Roughly speaking, the generalized KPD says that if the long-range correlations are low dimensional, then the whole distribution is exponential family (modulo a few "exceptional" variables). The theorem doesn't rule out the possibility of high-dimensional correlations, but it narrows down the possible forms a lot if we can rule out high-dimensional correlations some other way. That's what I'm hoping for: some simple/common conditions which limit the dimension of the long-range correlations, so that gKPD can apply.
This post says that those long range correlations have to be mediated by deterministic constraints, so if the dimension of the deterministic constraints is low, then that's one potential route. Another potential route is some kind of information network flow approach - i.e. if lots of information is conserved along one "direction", then that should limit information flow along "orthogonal directions", which would mean that long-range correlations are limited between "most" local chunks of the graph.
I'm still confused. What direction of GKPD do you want to use? It sounds like you want to use the low-dimensional statistic => exponential family direction. Why? What is good about some family being exponential?
Yup, that's the direction I want. If the distributions are exponential family, then that dramatically narrows down the space of distributions which need to be represented in order to represent abstractions in general. That means much simpler data structures - e.g. feature functions and Lagrange multipliers, rather than whole distributions.
So, your thesis is, only exponential models give rise to nice abstractions? And, since it's important to have abstractions, we might just as well have our agents reason exclusively in terms of exponential models?

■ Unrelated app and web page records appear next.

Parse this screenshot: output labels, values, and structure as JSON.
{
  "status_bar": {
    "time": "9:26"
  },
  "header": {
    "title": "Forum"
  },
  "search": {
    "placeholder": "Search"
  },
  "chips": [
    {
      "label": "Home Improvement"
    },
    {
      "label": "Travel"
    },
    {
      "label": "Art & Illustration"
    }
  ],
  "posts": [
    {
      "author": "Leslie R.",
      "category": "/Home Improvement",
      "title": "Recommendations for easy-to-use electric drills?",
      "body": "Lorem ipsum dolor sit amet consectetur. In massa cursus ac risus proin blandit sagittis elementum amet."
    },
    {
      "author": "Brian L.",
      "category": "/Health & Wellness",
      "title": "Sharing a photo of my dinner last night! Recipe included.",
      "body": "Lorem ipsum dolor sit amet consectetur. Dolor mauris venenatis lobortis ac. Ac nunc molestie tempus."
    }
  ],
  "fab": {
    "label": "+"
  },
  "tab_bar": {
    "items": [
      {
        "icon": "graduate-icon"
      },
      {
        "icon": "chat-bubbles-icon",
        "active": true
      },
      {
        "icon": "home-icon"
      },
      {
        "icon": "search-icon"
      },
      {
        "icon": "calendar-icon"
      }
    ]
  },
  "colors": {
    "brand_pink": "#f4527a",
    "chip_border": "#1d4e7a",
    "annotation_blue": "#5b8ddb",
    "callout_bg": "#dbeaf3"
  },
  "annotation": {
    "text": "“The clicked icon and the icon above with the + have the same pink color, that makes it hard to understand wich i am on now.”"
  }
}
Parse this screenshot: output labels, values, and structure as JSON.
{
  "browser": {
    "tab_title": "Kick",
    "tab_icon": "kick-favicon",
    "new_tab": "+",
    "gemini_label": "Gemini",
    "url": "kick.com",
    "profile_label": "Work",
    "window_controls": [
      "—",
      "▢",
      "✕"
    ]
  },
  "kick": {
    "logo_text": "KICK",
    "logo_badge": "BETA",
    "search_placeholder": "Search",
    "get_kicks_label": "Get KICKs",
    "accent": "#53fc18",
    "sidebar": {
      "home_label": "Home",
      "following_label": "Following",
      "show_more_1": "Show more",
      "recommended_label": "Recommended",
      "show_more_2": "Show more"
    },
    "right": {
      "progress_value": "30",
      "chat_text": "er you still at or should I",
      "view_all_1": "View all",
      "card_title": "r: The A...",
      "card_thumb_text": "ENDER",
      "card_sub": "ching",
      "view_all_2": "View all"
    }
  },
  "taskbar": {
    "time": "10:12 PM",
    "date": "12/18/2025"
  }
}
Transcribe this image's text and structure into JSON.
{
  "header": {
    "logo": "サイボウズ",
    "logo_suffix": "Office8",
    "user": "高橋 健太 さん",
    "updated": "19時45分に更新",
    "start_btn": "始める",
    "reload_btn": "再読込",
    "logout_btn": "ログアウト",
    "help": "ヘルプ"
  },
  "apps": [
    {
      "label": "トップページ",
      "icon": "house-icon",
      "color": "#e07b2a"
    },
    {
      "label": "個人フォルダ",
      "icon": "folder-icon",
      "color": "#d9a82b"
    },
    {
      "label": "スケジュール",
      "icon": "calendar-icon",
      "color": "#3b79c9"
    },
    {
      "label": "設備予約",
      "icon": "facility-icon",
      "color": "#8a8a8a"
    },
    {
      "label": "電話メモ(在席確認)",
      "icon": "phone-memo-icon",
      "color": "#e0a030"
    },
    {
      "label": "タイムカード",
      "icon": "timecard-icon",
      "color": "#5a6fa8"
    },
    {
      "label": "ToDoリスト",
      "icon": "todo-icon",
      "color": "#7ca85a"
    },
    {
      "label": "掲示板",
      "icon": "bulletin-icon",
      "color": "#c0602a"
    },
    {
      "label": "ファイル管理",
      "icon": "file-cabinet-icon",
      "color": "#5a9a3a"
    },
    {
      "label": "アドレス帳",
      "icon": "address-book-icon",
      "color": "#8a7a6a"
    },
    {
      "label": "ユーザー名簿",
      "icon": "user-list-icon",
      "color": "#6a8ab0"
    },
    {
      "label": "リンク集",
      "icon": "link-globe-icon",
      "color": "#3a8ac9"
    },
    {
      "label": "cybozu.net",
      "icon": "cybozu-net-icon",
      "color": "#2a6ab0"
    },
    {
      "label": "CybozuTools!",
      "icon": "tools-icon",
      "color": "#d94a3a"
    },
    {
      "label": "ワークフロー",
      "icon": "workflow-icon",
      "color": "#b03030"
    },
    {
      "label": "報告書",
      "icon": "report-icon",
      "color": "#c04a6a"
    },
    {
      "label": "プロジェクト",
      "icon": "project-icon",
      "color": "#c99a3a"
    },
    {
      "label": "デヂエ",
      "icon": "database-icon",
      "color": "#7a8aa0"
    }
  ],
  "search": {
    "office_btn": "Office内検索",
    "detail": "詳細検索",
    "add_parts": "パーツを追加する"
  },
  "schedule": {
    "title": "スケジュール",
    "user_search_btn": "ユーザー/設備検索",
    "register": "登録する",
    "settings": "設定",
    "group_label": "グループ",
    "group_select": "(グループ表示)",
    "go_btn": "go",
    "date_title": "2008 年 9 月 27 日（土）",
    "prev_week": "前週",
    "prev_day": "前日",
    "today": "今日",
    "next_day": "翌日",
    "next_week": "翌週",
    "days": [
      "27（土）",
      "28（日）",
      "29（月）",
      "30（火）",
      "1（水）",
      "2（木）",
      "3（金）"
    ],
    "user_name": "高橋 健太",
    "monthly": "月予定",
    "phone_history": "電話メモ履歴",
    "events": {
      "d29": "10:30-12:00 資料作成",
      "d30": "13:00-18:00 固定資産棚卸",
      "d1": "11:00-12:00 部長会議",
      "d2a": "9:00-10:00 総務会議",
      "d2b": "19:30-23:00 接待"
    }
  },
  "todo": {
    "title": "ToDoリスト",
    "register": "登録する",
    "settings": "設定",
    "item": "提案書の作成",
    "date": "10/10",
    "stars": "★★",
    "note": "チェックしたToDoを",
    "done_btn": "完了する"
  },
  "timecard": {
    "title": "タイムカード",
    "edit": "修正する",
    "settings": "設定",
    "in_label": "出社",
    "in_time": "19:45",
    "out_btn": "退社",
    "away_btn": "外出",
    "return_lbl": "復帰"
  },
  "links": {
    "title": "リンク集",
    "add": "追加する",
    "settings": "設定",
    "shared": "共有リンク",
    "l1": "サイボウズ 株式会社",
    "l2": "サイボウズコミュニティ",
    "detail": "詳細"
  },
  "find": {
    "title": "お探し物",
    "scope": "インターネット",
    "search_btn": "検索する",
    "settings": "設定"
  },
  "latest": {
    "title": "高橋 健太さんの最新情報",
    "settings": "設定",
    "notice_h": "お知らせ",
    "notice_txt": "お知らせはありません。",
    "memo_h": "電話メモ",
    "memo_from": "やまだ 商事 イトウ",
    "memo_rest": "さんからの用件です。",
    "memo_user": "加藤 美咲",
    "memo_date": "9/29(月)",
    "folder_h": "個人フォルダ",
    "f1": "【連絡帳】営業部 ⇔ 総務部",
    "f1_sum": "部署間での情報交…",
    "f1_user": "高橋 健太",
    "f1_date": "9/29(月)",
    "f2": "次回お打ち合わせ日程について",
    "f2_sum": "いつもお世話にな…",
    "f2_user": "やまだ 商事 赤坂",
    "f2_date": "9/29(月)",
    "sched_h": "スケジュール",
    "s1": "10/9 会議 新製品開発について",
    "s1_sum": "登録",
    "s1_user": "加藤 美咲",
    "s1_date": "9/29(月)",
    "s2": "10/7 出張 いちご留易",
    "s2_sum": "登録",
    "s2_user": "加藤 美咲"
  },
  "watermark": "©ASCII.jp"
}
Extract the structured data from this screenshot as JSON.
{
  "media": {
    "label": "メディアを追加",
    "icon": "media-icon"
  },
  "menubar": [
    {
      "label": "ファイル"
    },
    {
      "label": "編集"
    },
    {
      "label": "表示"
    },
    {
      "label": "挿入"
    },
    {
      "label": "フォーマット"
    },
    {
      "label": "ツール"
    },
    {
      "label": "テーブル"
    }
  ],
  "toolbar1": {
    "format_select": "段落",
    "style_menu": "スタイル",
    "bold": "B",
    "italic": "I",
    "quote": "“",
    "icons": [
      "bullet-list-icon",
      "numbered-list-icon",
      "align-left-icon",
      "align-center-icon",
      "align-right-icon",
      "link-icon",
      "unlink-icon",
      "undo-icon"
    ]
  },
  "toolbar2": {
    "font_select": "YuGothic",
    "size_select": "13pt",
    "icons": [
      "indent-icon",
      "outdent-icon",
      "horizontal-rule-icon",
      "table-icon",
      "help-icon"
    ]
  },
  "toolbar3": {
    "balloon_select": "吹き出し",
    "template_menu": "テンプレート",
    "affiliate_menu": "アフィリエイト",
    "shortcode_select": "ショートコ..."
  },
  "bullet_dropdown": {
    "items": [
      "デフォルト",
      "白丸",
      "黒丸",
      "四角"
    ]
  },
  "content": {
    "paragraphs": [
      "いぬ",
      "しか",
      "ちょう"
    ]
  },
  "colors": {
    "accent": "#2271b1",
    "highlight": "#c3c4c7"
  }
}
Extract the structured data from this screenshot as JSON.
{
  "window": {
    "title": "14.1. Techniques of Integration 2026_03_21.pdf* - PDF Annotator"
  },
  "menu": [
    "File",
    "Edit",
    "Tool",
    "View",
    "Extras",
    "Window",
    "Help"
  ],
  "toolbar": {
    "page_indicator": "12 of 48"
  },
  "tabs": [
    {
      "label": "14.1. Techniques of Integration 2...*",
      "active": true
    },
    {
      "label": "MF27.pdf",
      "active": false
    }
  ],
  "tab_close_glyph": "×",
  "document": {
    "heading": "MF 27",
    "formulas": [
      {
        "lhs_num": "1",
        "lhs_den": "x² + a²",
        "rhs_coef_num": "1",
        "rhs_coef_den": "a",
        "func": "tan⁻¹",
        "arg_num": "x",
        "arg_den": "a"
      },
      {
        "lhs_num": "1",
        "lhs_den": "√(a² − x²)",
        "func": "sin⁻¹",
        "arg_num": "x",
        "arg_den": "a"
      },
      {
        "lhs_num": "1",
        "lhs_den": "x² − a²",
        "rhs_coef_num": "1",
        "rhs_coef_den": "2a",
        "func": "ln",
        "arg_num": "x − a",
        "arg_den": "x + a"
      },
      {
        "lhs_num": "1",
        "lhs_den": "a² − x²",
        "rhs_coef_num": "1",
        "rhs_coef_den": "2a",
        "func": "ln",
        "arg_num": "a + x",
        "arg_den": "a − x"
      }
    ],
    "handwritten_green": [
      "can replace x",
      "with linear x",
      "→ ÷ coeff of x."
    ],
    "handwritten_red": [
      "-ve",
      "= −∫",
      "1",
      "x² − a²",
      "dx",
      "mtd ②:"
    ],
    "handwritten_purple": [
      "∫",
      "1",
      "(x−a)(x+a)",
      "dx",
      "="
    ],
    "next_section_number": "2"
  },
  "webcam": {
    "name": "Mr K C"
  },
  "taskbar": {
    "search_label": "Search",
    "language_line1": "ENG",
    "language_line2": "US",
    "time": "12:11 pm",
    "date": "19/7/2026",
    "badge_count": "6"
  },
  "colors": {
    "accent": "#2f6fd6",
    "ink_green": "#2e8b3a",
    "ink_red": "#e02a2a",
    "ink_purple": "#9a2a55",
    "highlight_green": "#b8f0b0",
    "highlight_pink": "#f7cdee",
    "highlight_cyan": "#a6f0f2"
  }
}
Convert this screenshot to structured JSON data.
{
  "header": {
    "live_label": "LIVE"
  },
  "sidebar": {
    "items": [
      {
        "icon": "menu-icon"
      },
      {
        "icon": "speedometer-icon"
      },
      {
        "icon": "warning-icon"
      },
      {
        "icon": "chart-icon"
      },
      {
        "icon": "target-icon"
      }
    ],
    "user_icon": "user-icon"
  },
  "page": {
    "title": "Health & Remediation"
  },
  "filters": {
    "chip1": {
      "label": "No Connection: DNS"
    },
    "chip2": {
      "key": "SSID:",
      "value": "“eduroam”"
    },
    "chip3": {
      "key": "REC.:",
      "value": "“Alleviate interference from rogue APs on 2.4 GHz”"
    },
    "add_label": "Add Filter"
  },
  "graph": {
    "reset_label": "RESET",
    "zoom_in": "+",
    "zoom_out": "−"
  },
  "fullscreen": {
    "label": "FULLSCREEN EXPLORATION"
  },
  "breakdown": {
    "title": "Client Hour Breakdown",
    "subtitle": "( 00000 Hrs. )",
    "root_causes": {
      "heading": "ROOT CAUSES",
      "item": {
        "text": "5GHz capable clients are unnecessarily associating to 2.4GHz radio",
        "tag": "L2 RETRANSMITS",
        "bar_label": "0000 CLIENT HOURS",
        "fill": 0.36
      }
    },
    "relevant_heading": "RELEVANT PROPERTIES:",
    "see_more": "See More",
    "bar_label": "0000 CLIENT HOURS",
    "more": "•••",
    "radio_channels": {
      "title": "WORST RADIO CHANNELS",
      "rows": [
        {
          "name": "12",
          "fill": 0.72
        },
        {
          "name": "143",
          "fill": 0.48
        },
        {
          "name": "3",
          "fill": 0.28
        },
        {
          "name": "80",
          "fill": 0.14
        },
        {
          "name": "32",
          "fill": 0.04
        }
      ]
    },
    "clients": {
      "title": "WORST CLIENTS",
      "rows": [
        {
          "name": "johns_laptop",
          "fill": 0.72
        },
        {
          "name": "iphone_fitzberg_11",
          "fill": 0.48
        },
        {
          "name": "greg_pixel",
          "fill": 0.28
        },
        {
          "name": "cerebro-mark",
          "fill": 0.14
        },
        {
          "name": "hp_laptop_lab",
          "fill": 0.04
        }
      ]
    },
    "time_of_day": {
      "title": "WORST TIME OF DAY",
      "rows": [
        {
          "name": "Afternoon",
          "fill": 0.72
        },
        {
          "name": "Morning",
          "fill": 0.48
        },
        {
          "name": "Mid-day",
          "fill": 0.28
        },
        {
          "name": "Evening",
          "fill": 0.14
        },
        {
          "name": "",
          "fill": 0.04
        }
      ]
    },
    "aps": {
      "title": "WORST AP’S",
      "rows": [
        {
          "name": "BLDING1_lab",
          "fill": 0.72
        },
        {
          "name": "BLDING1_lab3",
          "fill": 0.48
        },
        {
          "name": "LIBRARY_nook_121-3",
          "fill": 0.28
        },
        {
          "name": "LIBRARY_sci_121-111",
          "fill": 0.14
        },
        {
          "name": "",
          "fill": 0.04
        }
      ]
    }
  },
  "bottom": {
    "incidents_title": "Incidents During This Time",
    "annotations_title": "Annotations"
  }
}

More like: exponential family distributions are a universal property of information-at-a-distance in large complex systems. So, we can use exponential models without any loss of generality when working with information-at-a-distance in large complex systems.
That's what I hope to show, anyway.
As I understand it, the proof in the appendix only assumes we're working with Bayes nets (so just factorizations of probability distributions). That is, no assumption is made that the graphs are causal in nature (they're not necessarily assumed to be the causal diagrams of SCMs) although of course the arguments still port over if we make that stronger assumption.
Is that correct?